The road to Eric Schmidt’s departure from the role of CEO at Google apparently began when the search giant decided to pull out of China, with Schmidt disappointed at co-founders Larry Page and Sergey Brin siding against him and withdraw censored searches in the country. According to the New Yorker‘s sources, Schmidt felt strongly that Google should stay in China, and “lost some energy and focus after losing the China decision.”
That loss of focus coincided with difficult times at Google, with the company seeing engineers jump ship to Facebook and other, smaller firms; governments, meanwhile, had begun criticizing its stance on privacy and copyright. Schmidt considered leaving, it’s claimed, but was encouraged to stay and “reboot” by both a member of the Google board and an “outside advisor.”

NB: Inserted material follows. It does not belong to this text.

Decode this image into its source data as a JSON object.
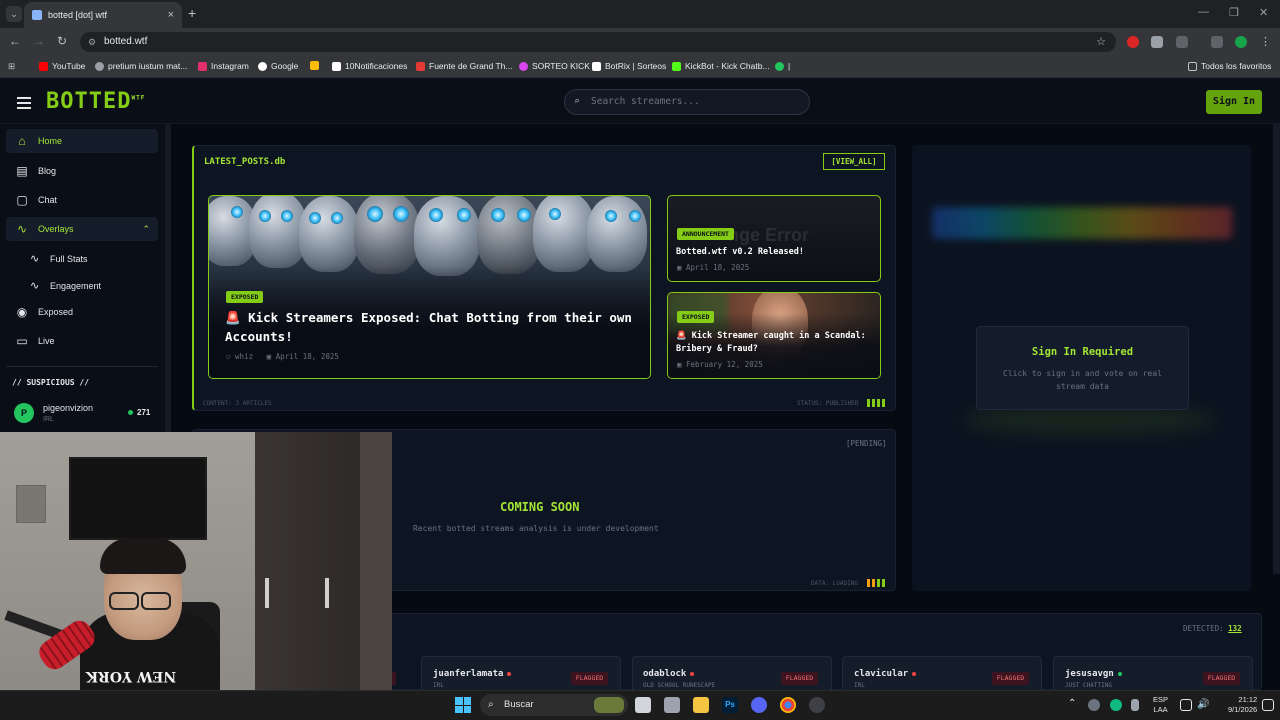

When that reboot failed to succeed, the sources suggest, Schmidt decided it was definitely time to leave; that, it’s claimed came at around the end of 2010. He will take up the role of executive chairman from April 4 2011 but, according to an advisor, only intends to remain in that position for a year, before looking to leave Google and do something else.